At times, there is something so very endearing about a small town. When a building, having stood in the middle of town for the past 100 years, burns people venture from their homes and sit on the stoop, watching and recollecting stories of that structures former glory days. When it’s deer season, men gather at the local restaurant that caters to their hunting hours, and discuss the almanac’s predictions for the coming winter (among other topics). When someone dies, children gather to let fly balloons in the park and the elderly of the population, whether having known the person or not, come out despite illnesses and limitations on physical movement, to pay respects.
In the past, here in this small town, men used to come together at the gazebo in the middle of town (not asked nor invited, per say) on the early weekend mornings to play music for those milling about. This practice is special to me in that my great-uncle was the fiddler of that group and in that my great-grandparents would head that way to dance. In the middle of town. In the middle of the day. For no other reason than camaraderie and a shared existence here.
A few days back I stumbled upon one Jacob Wright. His banjo and his voice. His words. And those three things, combined together so beautifully, reminded me of that time in the history of Small Town, America, when these things meant something to everyone. And they meant something to the people who were the salt of the earth, those who took nothing for granted, least of all each other, known or unknown.
“Could It Be” sounds just like those days, or what I imagine those old, forgotten days would’ve sounded like. While it is simply beautiful and has no need for the personal background I’m giving here, it feels historic and inside of that is contained the history of someone, somewhere. All of us, maybe. And that should never be forgotten, especially in song.
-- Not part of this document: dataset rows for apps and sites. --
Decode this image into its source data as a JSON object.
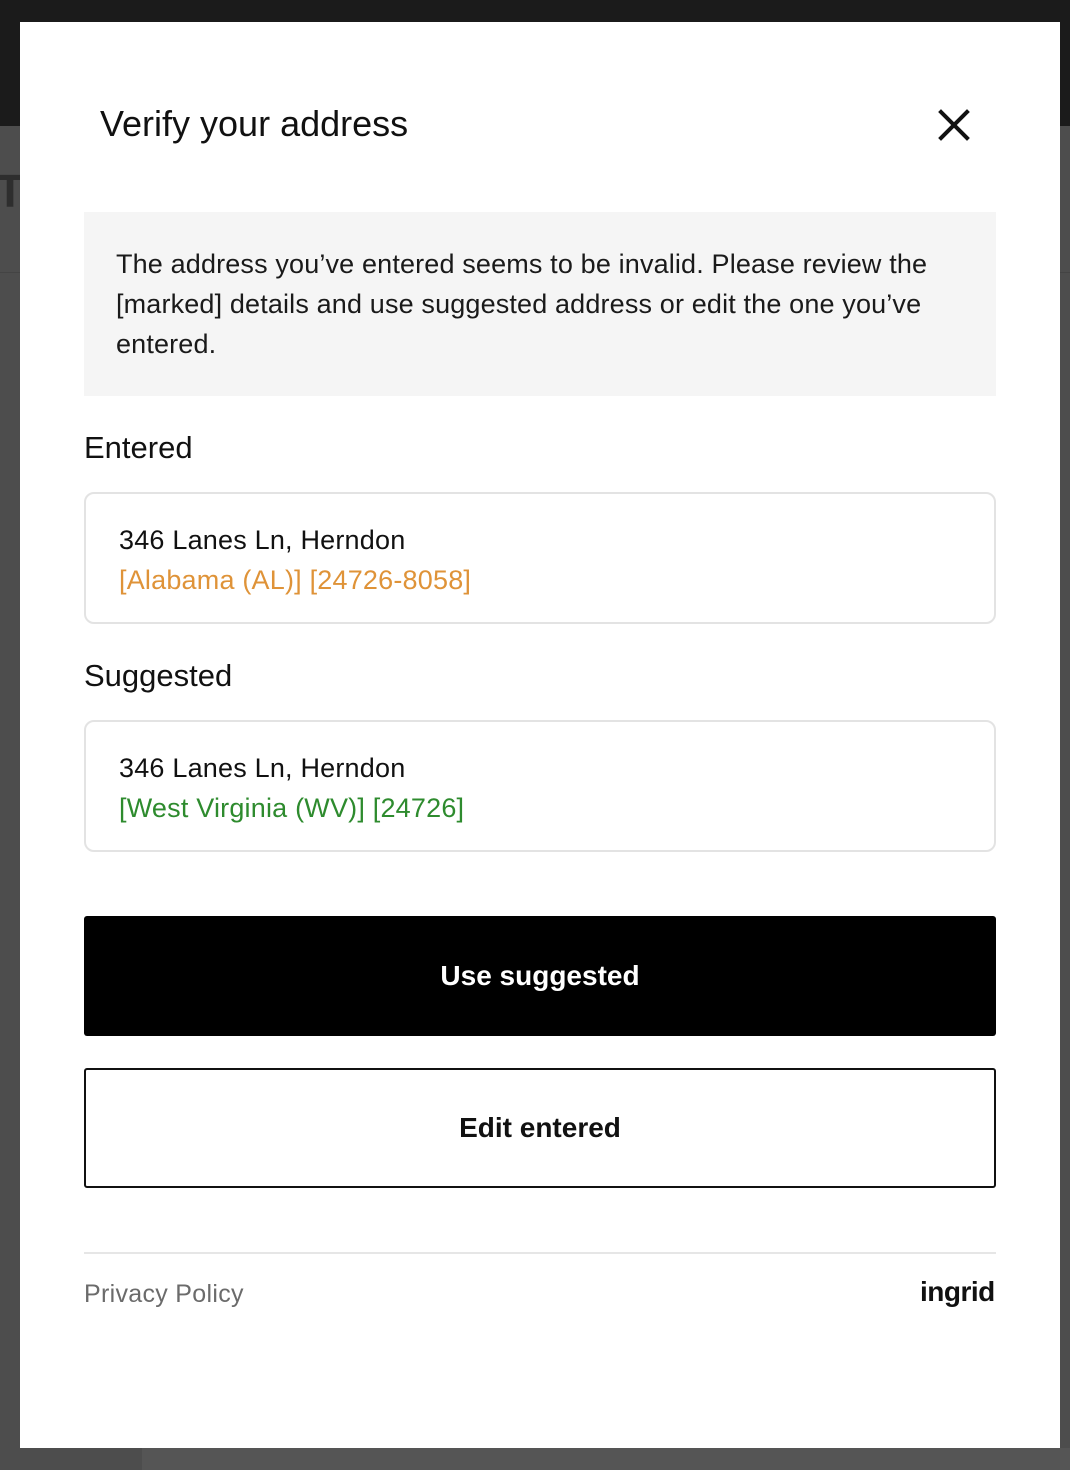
{
  "modal": {
    "title": "Verify your address",
    "notice": "The address you’ve entered seems to be invalid. Please review the [marked] details and use suggested address or edit the one you’ve entered."
  },
  "entered": {
    "label": "Entered",
    "line1": "346 Lanes Ln, Herndon",
    "line2": "[Alabama (AL)] [24726-8058]"
  },
  "suggested": {
    "label": "Suggested",
    "line1": "346 Lanes Ln, Herndon",
    "line2": "[West Virginia (WV)] [24726]"
  },
  "actions": {
    "use_suggested": "Use suggested",
    "edit_entered": "Edit entered"
  },
  "footer": {
    "privacy": "Privacy Policy",
    "brand": "ingrid"
  },
  "colors": {
    "invalid": "#df9338",
    "valid": "#2e8b2e",
    "primary_button": "#000000"
  },
  "icons": {
    "close": "close-icon"
  }
}
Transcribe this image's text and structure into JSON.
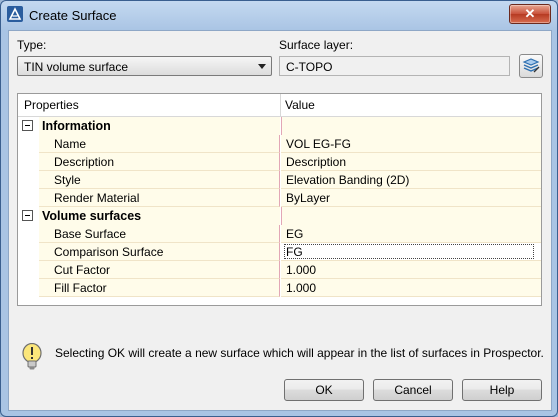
{
  "window": {
    "title": "Create Surface",
    "close_label": "✕"
  },
  "type": {
    "label": "Type:",
    "value": "TIN volume surface"
  },
  "surface_layer": {
    "label": "Surface layer:",
    "value": "C-TOPO"
  },
  "grid": {
    "col_properties": "Properties",
    "col_value": "Value",
    "categories": [
      {
        "name": "Information",
        "rows": [
          {
            "name": "Name",
            "value": "VOL EG-FG"
          },
          {
            "name": "Description",
            "value": "Description"
          },
          {
            "name": "Style",
            "value": "Elevation Banding (2D)"
          },
          {
            "name": "Render Material",
            "value": "ByLayer"
          }
        ]
      },
      {
        "name": "Volume surfaces",
        "rows": [
          {
            "name": "Base Surface",
            "value": "EG"
          },
          {
            "name": "Comparison Surface",
            "value": "FG"
          },
          {
            "name": "Cut Factor",
            "value": "1.000"
          },
          {
            "name": "Fill Factor",
            "value": "1.000"
          }
        ]
      }
    ]
  },
  "info": {
    "message": "Selecting OK will create a new surface which will appear in the list of surfaces in Prospector."
  },
  "buttons": {
    "ok": "OK",
    "cancel": "Cancel",
    "help": "Help"
  }
}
Mr. Wright has intentions of self-releasing his forthcoming album and I encourage everyone to get behind it. I encourage you doubly, wholeheartedly to do so. Don’t be an asshole and buy that overpriced shitty Starbucks coffee tomorrow when you could snag this track and make the world a better place by getting this music out there. It deserves to be played in bars and venues all across America. It’s gotten my attention and it deserves yours. I’ll have my eyes, residing here in Missouri, pointed up toward Wisconsin until Mr. Wright is able to make it happen…
BUY ‘Could It Be’
PS — Dude likes “huge porches, dark beer, pretending I’m a cat, and reading”. That should help get your ass in gear…